Problem. Please give the data again in full, exactly as provided.

Dataset rows for apps and sites
-- Opening Marker --
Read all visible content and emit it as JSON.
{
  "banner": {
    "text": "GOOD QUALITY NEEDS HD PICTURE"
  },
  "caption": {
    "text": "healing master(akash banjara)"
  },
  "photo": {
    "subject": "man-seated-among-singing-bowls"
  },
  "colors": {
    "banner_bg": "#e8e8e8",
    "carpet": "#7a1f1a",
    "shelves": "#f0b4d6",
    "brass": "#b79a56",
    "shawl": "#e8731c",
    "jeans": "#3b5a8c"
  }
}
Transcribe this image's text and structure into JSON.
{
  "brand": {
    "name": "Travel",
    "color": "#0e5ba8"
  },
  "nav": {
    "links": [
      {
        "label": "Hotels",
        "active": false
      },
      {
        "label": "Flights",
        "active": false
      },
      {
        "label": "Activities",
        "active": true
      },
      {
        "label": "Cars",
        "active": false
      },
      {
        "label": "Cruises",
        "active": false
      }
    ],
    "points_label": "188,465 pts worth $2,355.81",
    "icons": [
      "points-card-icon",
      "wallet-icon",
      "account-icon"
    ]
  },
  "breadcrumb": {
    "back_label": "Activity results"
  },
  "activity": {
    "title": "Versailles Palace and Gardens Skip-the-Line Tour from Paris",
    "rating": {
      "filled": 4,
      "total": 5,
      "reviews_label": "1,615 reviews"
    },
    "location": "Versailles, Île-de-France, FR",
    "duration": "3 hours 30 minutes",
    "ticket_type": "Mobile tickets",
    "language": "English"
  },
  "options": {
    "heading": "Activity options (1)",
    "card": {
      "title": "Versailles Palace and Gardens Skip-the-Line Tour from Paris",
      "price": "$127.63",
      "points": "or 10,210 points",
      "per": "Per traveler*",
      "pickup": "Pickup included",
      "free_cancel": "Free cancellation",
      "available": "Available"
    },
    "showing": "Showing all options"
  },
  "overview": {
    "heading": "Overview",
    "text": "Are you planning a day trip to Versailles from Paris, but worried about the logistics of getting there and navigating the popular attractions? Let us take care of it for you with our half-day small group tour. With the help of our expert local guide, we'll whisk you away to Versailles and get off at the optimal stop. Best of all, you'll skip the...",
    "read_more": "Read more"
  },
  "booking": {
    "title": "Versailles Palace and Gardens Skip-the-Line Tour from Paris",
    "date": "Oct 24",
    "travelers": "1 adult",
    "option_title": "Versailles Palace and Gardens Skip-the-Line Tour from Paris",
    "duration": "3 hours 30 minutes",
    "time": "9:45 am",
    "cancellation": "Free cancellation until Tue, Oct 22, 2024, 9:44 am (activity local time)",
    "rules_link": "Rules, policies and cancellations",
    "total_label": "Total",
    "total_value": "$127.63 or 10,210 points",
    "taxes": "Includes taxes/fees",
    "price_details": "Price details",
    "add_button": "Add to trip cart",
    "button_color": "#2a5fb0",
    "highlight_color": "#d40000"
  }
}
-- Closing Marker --
Result of this exercise.
Read all visible content and emit it as JSON.
{
  "banner": {
    "text": "GOOD QUALITY NEEDS HD PICTURE"
  },
  "caption": {
    "text": "healing master(akash banjara)"
  },
  "photo": {
    "subject": "man-seated-among-singing-bowls"
  },
  "colors": {
    "banner_bg": "#e8e8e8",
    "carpet": "#7a1f1a",
    "shelves": "#f0b4d6",
    "brass": "#b79a56",
    "shawl": "#e8731c",
    "jeans": "#3b5a8c"
  }
}
Transcribe this image's text and structure into JSON.
{
  "brand": {
    "name": "Travel",
    "color": "#0e5ba8"
  },
  "nav": {
    "links": [
      {
        "label": "Hotels",
        "active": false
      },
      {
        "label": "Flights",
        "active": false
      },
      {
        "label": "Activities",
        "active": true
      },
      {
        "label": "Cars",
        "active": false
      },
      {
        "label": "Cruises",
        "active": false
      }
    ],
    "points_label": "188,465 pts worth $2,355.81",
    "icons": [
      "points-card-icon",
      "wallet-icon",
      "account-icon"
    ]
  },
  "breadcrumb": {
    "back_label": "Activity results"
  },
  "activity": {
    "title": "Versailles Palace and Gardens Skip-the-Line Tour from Paris",
    "rating": {
      "filled": 4,
      "total": 5,
      "reviews_label": "1,615 reviews"
    },
    "location": "Versailles, Île-de-France, FR",
    "duration": "3 hours 30 minutes",
    "ticket_type": "Mobile tickets",
    "language": "English"
  },
  "options": {
    "heading": "Activity options (1)",
    "card": {
      "title": "Versailles Palace and Gardens Skip-the-Line Tour from Paris",
      "price": "$127.63",
      "points": "or 10,210 points",
      "per": "Per traveler*",
      "pickup": "Pickup included",
      "free_cancel": "Free cancellation",
      "available": "Available"
    },
    "showing": "Showing all options"
  },
  "overview": {
    "heading": "Overview",
    "text": "Are you planning a day trip to Versailles from Paris, but worried about the logistics of getting there and navigating the popular attractions? Let us take care of it for you with our half-day small group tour. With the help of our expert local guide, we'll whisk you away to Versailles and get off at the optimal stop. Best of all, you'll skip the...",
    "read_more": "Read more"
  },
  "booking": {
    "title": "Versailles Palace and Gardens Skip-the-Line Tour from Paris",
    "date": "Oct 24",
    "travelers": "1 adult",
    "option_title": "Versailles Palace and Gardens Skip-the-Line Tour from Paris",
    "duration": "3 hours 30 minutes",
    "time": "9:45 am",
    "cancellation": "Free cancellation until Tue, Oct 22, 2024, 9:44 am (activity local time)",
    "rules_link": "Rules, policies and cancellations",
    "total_label": "Total",
    "total_value": "$127.63 or 10,210 points",
    "taxes": "Includes taxes/fees",
    "price_details": "Price details",
    "add_button": "Add to trip cart",
    "button_color": "#2a5fb0",
    "highlight_color": "#d40000"
  }
}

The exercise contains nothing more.